Beside coconut oil, shea butter has to be one of the most popular (and overused) ingredients in natural hair care.
To be fair, it’s not for no reason! It’s packed with essential fatty acids and vitamins that contribute to moisturized, shiny, and defined kinks and curls.
But no matter how great it is, there’s still a whole world of plants, nuts, and fruits to extract goodness from and we’re selling ourselves and our hair short by not trying them!
In fact, there are actually a few little-known nuts and seeds that produce some of the most nutrient-packed rich butter that rivals even the best shea blend.
Check out 3 exotic butters that’ll have your curls moisturized and poppin’.
Derived from tucuma palm seeds which are natively found in Brazil, this light-colored paste is our favorite answer to dry, frizzy hair that just won’t hold onto definition or moisture.
It’s loaded with polyphenols and fatty acids which means not only does it protect your hair from some really harsh environmental factors such as air pollution or heat damage from, but also promotes strong, shiny, voluminous kinks and curls.
Because tucuma butter is such a moisturizing ingredient, it works best when layered with various, well-known hydrators and humectants such as honey, aloe, or even glycerin.
For example, spritzing your hair with water, coating it with an aloe-based cream, and then defining it with tucuma would give you the definition of your dreams.
Murumuru butter is made by extracting the yellowish fat from the seeds of a palm tree indigenous to the Amazon rainforest called Astrocaryum murumuru.
Similar to cocoa butter, murumuru is packed with fats and oils that make it great for softening both skin and hair.
It’s especially high in a particular fatty acid called lauric acid, a powerful substance that’s often found in coconuts, that is known to penetrate the hair shaft to soothe and protect it at the root.

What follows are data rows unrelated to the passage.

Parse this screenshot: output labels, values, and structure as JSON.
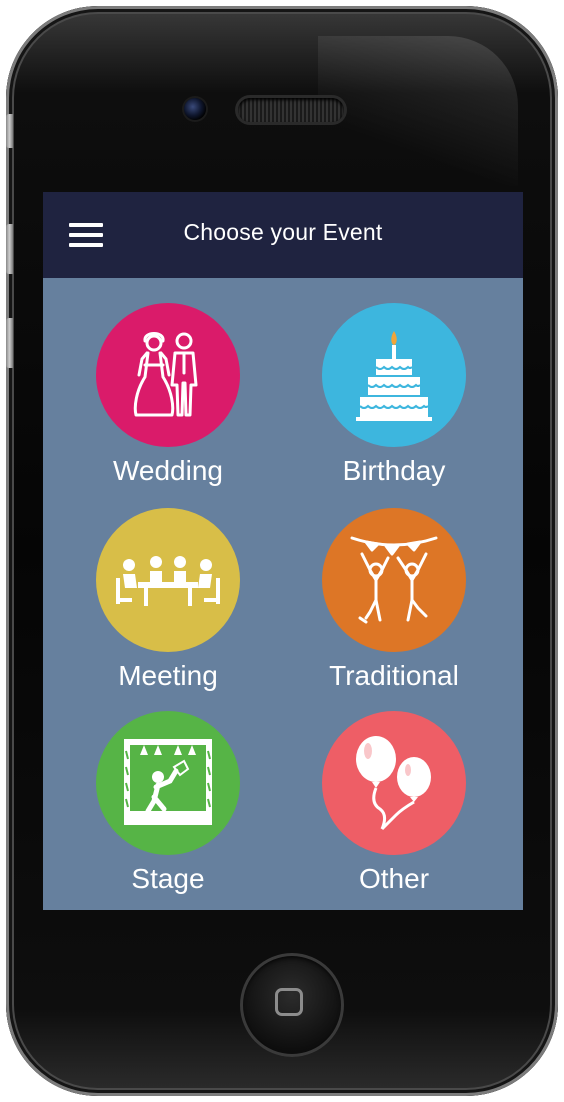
{
  "header": {
    "title": "Choose your Event",
    "menu_icon": "hamburger-menu-icon"
  },
  "events": [
    {
      "label": "Wedding",
      "icon": "wedding-couple-icon",
      "color": "#da1b6a"
    },
    {
      "label": "Birthday",
      "icon": "birthday-cake-icon",
      "color": "#3db6de"
    },
    {
      "label": "Meeting",
      "icon": "meeting-table-icon",
      "color": "#d8be48"
    },
    {
      "label": "Traditional",
      "icon": "traditional-dance-icon",
      "color": "#dd7626"
    },
    {
      "label": "Stage",
      "icon": "stage-performer-icon",
      "color": "#56b446"
    },
    {
      "label": "Other",
      "icon": "balloons-icon",
      "color": "#ee5e66"
    }
  ],
  "colors": {
    "header_bg": "#1f2340",
    "screen_bg": "#66809e",
    "text": "#ffffff"
  },
  "device": {
    "home_icon": "home-button-icon"
  }
}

This is an important quality because that process is what prevents breakage.
Murumuru should be applied like any other butter, but do keep in mind that it is slightly on the comedogenic side which means it can cause clogged pores (less so than coconut oil or shea butter), so make sure you wipe it from your face after applying it to your hair.
Ucuuba is the lesser-known butter out of the three, but it’s wholeheartedly one of the best ingredients you’ll ever come across. Naturally cold-pressed from the seeds of the Ucuuba tree native to Central and South America, Ucuuba is anti-inflammatory and antiseptic.
This means that it can take care of whatever psoriasis, eczema, dermatitis, or scalp inflammation you have going on.
Even if you don’t have any scalp conditions, using butter that ensures optimal scalp health is how you make room for healthy hair growth.
Ucuuba is on the harder side, so it’s not easily spreadable. However, you can soften this butter by sitting the container in a hot water bath so the contents will meltdown.
Add in a few teaspoons of your favorite oil to turn it into a hot oil treatment hair mask!